Top of EXCERPTED DATA

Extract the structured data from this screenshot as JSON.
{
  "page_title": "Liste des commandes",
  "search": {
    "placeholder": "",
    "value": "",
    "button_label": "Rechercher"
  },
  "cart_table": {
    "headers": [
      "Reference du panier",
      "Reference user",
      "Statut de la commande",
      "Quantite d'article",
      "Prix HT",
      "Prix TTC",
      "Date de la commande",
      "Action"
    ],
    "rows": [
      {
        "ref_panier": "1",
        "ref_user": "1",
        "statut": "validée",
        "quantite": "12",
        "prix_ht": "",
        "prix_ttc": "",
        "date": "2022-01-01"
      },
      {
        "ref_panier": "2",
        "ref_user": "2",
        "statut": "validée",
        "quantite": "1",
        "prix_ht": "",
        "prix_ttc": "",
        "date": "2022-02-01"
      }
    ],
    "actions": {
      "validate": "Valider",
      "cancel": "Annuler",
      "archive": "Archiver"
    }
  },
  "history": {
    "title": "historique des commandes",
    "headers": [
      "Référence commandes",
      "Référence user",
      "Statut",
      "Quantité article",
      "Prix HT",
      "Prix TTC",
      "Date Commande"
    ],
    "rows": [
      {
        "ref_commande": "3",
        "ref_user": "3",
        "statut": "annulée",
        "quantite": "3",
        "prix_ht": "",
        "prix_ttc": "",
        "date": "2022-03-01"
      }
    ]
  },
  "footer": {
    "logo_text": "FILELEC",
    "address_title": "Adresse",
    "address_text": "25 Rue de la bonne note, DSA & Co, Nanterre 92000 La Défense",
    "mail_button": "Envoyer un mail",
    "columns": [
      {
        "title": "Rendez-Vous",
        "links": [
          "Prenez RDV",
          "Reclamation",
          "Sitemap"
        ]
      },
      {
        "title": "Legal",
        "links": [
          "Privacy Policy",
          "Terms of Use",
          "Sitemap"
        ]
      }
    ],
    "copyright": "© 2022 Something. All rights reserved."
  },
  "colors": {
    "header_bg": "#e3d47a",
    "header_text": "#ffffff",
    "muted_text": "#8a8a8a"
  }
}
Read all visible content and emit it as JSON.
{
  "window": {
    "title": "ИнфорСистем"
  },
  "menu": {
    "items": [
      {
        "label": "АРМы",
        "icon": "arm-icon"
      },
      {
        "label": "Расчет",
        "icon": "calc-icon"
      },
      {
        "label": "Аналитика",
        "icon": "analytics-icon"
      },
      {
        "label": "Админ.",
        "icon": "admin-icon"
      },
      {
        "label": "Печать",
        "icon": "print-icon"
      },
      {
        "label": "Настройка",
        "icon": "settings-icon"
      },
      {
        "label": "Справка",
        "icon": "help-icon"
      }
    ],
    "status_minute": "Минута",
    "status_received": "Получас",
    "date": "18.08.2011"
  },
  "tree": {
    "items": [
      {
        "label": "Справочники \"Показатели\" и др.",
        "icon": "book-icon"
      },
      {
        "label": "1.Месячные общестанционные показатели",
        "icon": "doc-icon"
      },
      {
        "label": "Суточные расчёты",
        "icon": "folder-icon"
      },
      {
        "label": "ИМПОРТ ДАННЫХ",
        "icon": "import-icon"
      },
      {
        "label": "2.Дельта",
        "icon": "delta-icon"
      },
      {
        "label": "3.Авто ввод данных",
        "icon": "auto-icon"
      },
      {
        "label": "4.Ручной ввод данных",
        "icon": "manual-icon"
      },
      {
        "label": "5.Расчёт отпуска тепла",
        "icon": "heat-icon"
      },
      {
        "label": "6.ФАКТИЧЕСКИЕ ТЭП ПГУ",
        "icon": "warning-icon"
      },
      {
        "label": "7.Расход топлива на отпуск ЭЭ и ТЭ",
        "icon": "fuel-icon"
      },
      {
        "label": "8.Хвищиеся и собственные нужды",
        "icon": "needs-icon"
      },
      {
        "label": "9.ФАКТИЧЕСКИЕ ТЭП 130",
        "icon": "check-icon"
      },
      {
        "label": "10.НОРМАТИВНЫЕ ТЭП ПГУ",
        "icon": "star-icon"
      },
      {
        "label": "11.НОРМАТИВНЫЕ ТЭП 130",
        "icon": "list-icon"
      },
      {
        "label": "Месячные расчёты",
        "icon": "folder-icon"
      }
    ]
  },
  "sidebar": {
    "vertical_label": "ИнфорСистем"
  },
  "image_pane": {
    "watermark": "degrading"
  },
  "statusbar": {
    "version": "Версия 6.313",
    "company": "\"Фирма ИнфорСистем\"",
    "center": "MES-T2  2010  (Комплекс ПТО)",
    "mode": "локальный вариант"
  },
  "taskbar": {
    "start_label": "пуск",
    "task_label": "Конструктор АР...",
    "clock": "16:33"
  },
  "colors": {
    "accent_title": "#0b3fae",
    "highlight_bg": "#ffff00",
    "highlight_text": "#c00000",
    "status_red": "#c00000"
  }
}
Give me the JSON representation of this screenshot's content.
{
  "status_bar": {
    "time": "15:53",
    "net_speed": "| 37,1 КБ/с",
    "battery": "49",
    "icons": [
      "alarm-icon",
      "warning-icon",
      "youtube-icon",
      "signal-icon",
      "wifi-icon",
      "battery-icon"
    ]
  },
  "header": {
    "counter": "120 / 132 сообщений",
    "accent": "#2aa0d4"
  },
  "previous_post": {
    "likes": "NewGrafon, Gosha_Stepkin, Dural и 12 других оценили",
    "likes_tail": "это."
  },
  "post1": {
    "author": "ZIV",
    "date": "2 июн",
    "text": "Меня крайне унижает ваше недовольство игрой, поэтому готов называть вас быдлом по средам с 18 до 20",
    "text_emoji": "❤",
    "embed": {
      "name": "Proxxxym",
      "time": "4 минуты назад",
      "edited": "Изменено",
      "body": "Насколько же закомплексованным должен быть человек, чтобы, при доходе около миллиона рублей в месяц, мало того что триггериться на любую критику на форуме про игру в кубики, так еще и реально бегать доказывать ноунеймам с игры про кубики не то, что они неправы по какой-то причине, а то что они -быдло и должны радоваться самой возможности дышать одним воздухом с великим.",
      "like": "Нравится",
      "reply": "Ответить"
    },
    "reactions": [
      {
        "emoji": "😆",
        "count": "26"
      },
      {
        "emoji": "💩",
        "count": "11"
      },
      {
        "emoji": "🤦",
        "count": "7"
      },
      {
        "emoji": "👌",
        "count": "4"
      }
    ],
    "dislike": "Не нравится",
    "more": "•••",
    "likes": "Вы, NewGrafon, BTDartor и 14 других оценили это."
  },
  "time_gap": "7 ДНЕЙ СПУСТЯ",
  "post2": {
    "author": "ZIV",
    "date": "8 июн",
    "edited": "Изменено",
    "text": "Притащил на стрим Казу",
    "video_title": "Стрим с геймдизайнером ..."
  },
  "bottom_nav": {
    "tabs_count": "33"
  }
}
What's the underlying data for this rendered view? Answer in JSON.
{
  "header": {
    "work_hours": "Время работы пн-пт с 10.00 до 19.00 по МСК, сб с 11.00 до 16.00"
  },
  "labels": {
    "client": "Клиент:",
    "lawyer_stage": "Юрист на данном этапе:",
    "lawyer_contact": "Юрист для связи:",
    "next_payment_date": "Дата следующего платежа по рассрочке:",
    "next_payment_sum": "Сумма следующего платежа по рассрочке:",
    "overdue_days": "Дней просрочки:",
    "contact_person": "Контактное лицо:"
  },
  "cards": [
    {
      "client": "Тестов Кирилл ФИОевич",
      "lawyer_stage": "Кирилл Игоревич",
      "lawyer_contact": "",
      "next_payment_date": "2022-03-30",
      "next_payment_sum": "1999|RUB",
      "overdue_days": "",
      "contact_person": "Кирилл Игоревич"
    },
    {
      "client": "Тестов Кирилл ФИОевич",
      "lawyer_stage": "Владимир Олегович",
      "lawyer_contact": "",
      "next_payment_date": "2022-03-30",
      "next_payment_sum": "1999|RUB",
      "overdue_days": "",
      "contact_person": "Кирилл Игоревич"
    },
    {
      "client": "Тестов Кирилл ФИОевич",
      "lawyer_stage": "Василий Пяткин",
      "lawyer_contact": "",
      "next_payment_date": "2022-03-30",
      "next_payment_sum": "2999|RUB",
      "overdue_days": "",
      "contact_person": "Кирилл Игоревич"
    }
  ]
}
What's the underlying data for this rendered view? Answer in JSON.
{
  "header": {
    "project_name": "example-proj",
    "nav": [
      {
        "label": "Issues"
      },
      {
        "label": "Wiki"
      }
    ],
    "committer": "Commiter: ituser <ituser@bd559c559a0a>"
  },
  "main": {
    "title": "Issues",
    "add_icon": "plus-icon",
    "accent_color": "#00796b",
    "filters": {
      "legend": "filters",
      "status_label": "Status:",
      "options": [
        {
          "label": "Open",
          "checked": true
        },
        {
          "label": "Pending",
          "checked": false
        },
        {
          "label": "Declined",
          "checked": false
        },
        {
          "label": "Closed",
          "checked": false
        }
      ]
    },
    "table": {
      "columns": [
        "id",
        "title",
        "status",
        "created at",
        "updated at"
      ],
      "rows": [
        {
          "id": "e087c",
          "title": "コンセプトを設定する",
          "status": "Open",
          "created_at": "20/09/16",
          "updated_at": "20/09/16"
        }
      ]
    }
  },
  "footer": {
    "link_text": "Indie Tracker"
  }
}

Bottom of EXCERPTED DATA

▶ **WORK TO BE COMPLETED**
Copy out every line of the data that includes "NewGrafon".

▶ **EXERCISE OUTPUT**
    "likes": "NewGrafon, Gosha_Stepkin, Dural и 12 других оценили",
    "likes": "Вы, NewGrafon, BTDartor и 14 других оценили это."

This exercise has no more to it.